Remembrance Day, otherwise known as Armistice day is celebrated every year by a number of different countries. It commemorates the end of the First World War and honours those who died during the war.
The UK celebrates Remembrance Day on November the 11th. During this day, a two-minute silence is held at 11am. This tradition was started when King George V requested a two-minute silence in 1919 at the same time and day the war had ended the previous year. People also continue to carry a red poppy from the 2nd of November until the 11th as a sign of hope and respect. The poppy relates to fields of poppies that grew where many battles were fought, such as in the Somme in France. Now profits bought from red poppies go to the Royal British Legion, a charity created by veterans of WW1.
France also celebrates its Remembrance Day on the 11th of November. However, instead of red poppies, they have ‘the bleuet de France’, a blue flower otherwise known as the cornflower: which, like the poppies, continue to grow in the land devastated by warfare. It was given patronage by French President Gaston Doumergue in 1928 which helped increase sales. During Remembrance Day in Paris, there are celebrations such as a military parade around the Arc de Triomphe and a special service at Notre Dame Cathedral.
Belgium’s Remembrance Day, also on the 11th of November is recognised as a national holiday. Therefore, most government agencies, banks and shops are closed. Moreover, St. Martin’s Cathedral in Ypres/Ieper has been used to hold concerts for remembrance services since 2004. Other commemorative ceremonies, services, military parades and the sounding of the Last Post also occur during the day.
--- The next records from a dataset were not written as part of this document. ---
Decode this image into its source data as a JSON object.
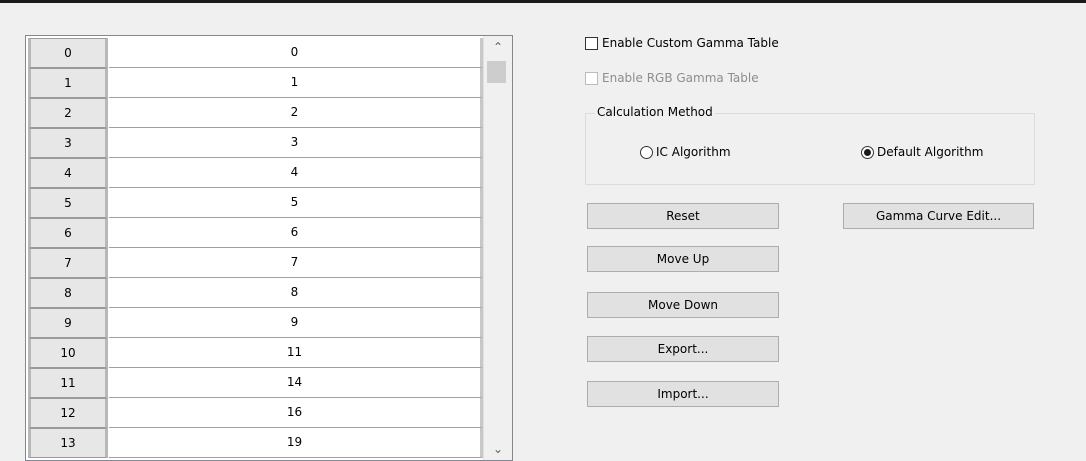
{
  "gamma_table": {
    "rows": [
      {
        "index": "0",
        "value": "0"
      },
      {
        "index": "1",
        "value": "1"
      },
      {
        "index": "2",
        "value": "2"
      },
      {
        "index": "3",
        "value": "3"
      },
      {
        "index": "4",
        "value": "4"
      },
      {
        "index": "5",
        "value": "5"
      },
      {
        "index": "6",
        "value": "6"
      },
      {
        "index": "7",
        "value": "7"
      },
      {
        "index": "8",
        "value": "8"
      },
      {
        "index": "9",
        "value": "9"
      },
      {
        "index": "10",
        "value": "11"
      },
      {
        "index": "11",
        "value": "14"
      },
      {
        "index": "12",
        "value": "16"
      },
      {
        "index": "13",
        "value": "19"
      }
    ],
    "scroll_up_icon": "chevron-up-icon",
    "scroll_down_icon": "chevron-down-icon"
  },
  "options": {
    "enable_custom_gamma_label": "Enable Custom Gamma Table",
    "enable_custom_gamma_checked": false,
    "enable_rgb_gamma_label": "Enable RGB Gamma Table",
    "enable_rgb_gamma_checked": false,
    "enable_rgb_gamma_disabled": true
  },
  "calculation_method": {
    "legend": "Calculation Method",
    "ic_algorithm_label": "IC Algorithm",
    "default_algorithm_label": "Default Algorithm",
    "selected": "Default Algorithm"
  },
  "buttons": {
    "reset": "Reset",
    "move_up": "Move Up",
    "move_down": "Move Down",
    "export": "Export...",
    "import": "Import...",
    "gamma_curve_edit": "Gamma Curve Edit..."
  }
}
On the Sunday, two Sundays before the first Sunday of Advent, which usually is the 16th of November, German national mourning/commemoration day occurs, otherwise known as Volkstrauertag. The President gives a speech which is then followed by the National Anthem and the song “Ich hatt’ einen Kameraden” (I had a comrade). This commemoration day for armed forces was first observed in 1952, and since then, Germany’s Volkstrauertag commemorates victims of armed conflicts both nationally and internationally
Italy’s Remembrance Day, known as National Unity and the Armed Forces Day, takes place on November 4, to remember the ceasefire agreed with Austria-Hungary on the 3rd of 1918. Italy declared the anniversary a holiday in 1919, making it one of Italy’s oldest national holidays. But in 1977, due to years of protesting against the holiday that is said to glorify militarism, its status as a national holiday was removed. However, there are still celebrations that occur on the 4th such as a military display at Altare Della Patria in Rome’s Piazza Venezia, which the President and Minister of defence attend.
Remembrance Day for Poland on the 11th of November is very important as it is also when it finally regained independence, having been partitioned by Austria, Germany and Russia for over 100 years. However, Remembrance Day for Poland was not always celebrated on the 4th, when it was under communist rule it occurred on the 22nd of July to honour the PKWN Manifesto that asserted communist authority over Poland.
Serbia’s Remembrance Day is a working public holiday celebrated on October the 21st. To commemorate war victims, people wear Natalie’s Ramoda, a purple flower, otherwise known as the phoenix-flower. Serbia had the highest casualty rate in WW1 out of all the Allied force, with around 16%-28% of their population dead.
Although Remembrance Day is not celebrated on the same day or in the same manner by all countries around Europe, it is important that so many countries have a Remembrance Day to commemorate victims of war. Through this, not only to we honour the dead, but we are all reminded of the mass destruction and impact war has.